“The climate is getting so bad that we are losing control of some of the basic functions of a civil society. And that is a cold, calculated decision from people who are in charge, or supposed to be in charge, who decided, that the best course of action was to not do anything. But they’re going to do a study, they’re going to do a plan, they’re going to hire consultants, get this blue-ribbon commission, and they’ll report on that in a year. Preferably after the election is over. And the problem is just going to get bigger, and bigger, and bigger.

“It’s like a third world country; people in charge, don’t seem to care.”

Villanueva has recently been raising the alarm on the doubling crime rate from 2020 to 2021. Homicides alone are up 95 percent from the previous year.

Fox News’ Bill Melugin further reported that because of this crime surge, the Sheriff would work to increase the issuance of concealed-carry permits (CCW):

“Sheriff Villanueva said LASD will not move to a shall issue standard where ‘anyone who can fog a mirror’ gets a CCW, but LASD will be increasing staffing to process “good cause” CCW permits in recognition of increasing danger to public.”

Anecdotally, I can attest that this is happening. At a gun training I attended a month ago, the instructor said that L.A. County has been issuing CCW permits within 21 days on receipt of the application. The unfettered issuance of CCWs has been unheard of for decades, let alone in a 21-day period. With the renewed community-orientation of this Sheriff, it appears Villanueva is looking to level the playing field between the criminals and the law-abiding public, especially with the hue and cry of defund the police, and the threatened cuts in funding to law enforcement within the County.

To put criminal enforcement action behind his words, Villanueva’s latest badass move has been the Sheriff’s Department’s partnership with the Drug Enforcement Administration (DEA). Yesterday, the joint operation took down an international drug cartel operation of illegal marijuana growers in the Antelope Valley, a huge swath of high desert roughly 43 miles north of downtown Los Angeles:

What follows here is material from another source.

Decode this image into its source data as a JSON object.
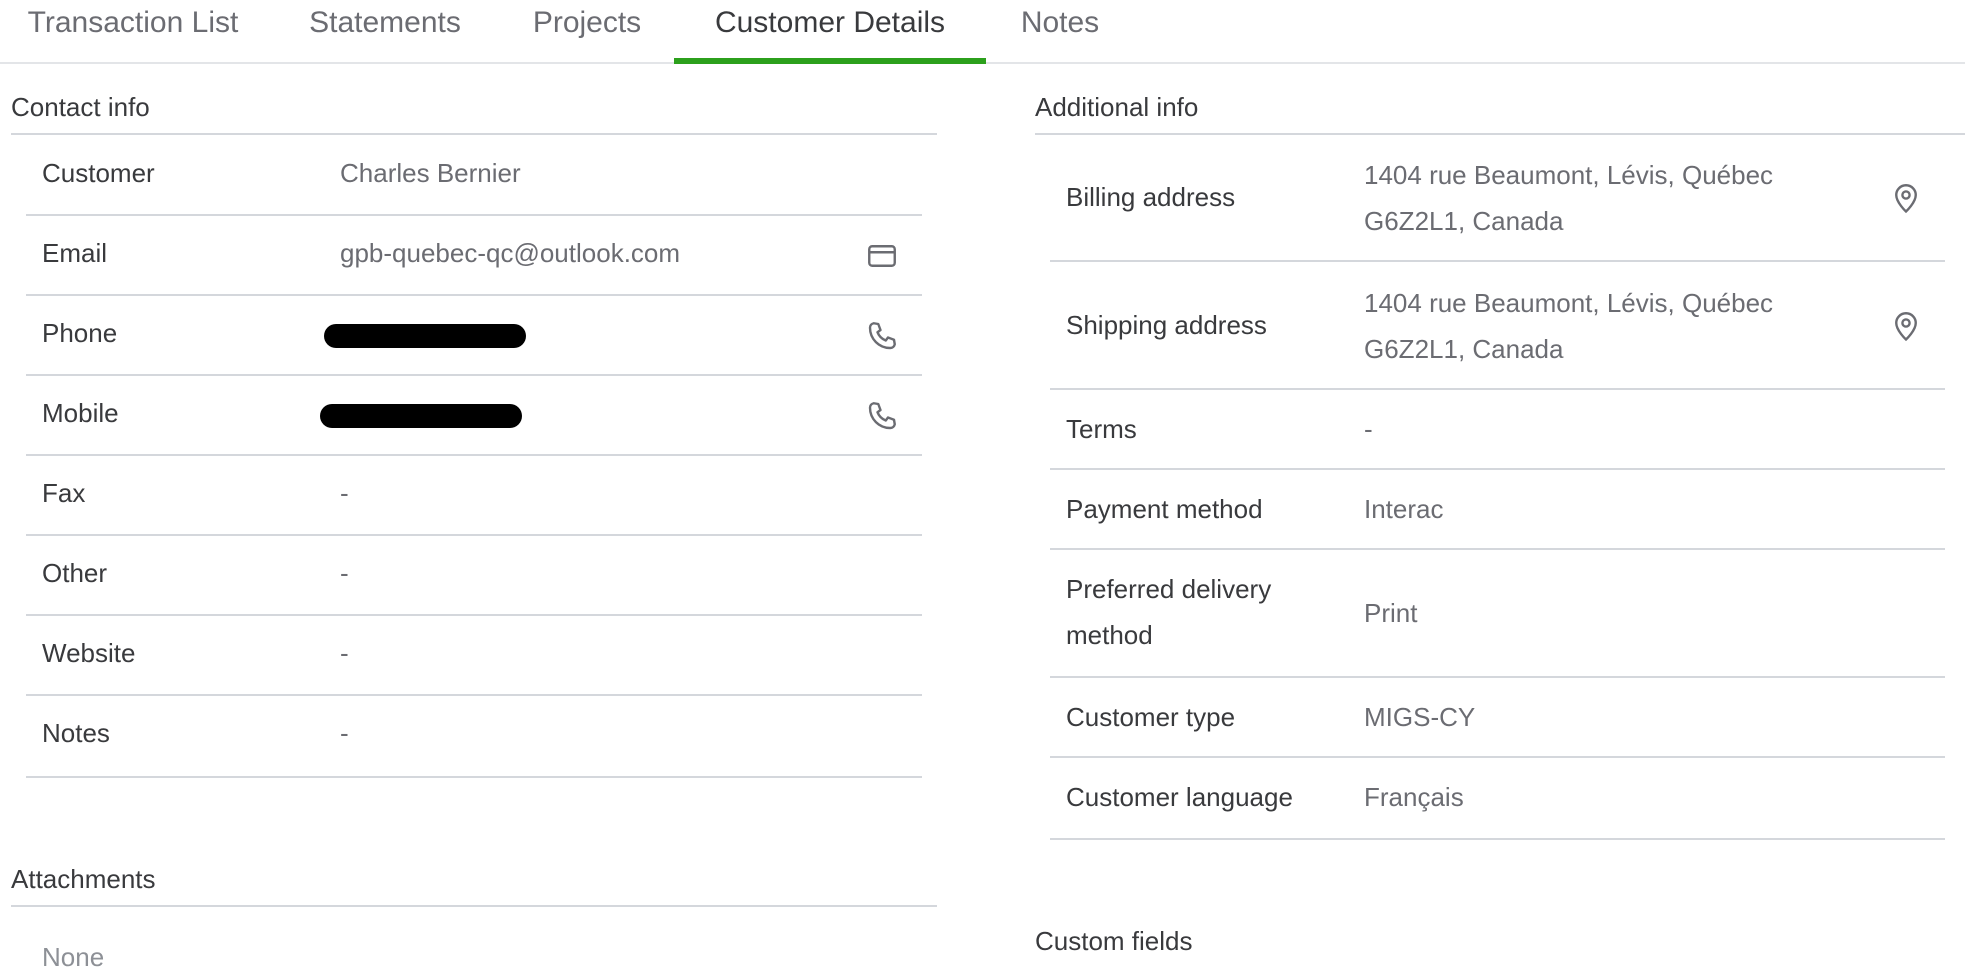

The local CBS 2 News reported:

Video of the operation showed deputies removing weed plants and bulldozing a 75-greenhouse grow that covered 10 acres of ground in Lancaster.

According to the sheriff’s department, 23 arrests were made, five firearms were seized, two water trucks were recovered and marijuana worth millions of dollars was seized from greenhouses. Deputies also rescued seven mixed-breed dogs including four puppies that were placed in the care of a nonprofit dog rescue organization.

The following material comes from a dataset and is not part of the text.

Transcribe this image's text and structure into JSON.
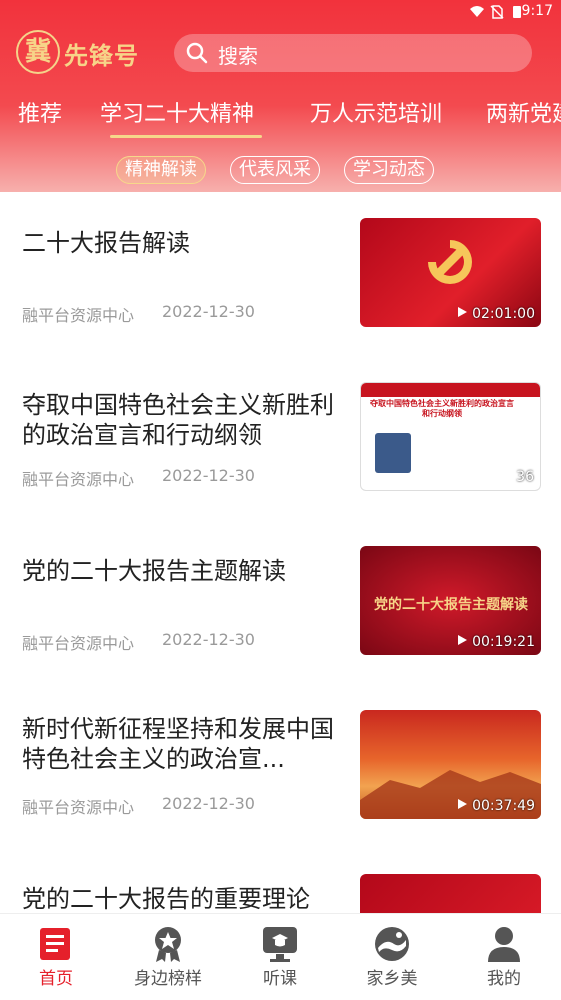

This was not only an enforcement effort, but a humanitarian one. The cartel crime affects quality of life not just for humans, but the sweet animals that were rescued, and the wildlife that populates this desert landscape.

Villanueva said more than two dozen search warrants had been served with more to come. He said the illegal operations were not only dangerous, but we hurting the environment as well.

“The amount of trash, debris, the pesticides, the chemicals that are used go right into the environment, gets into the food chain, affects all our wildlife, our critters,” he said. “The trash is strewn for miles and the wind carries it throughout the desert and the impact of it is incalculable.”

Villanueva did more to aid the climate and environment of California than any of Governor Gavin Newsom’s diktats toward that end. If the Sheriff keeps this up, his re-election will be a cakewalk.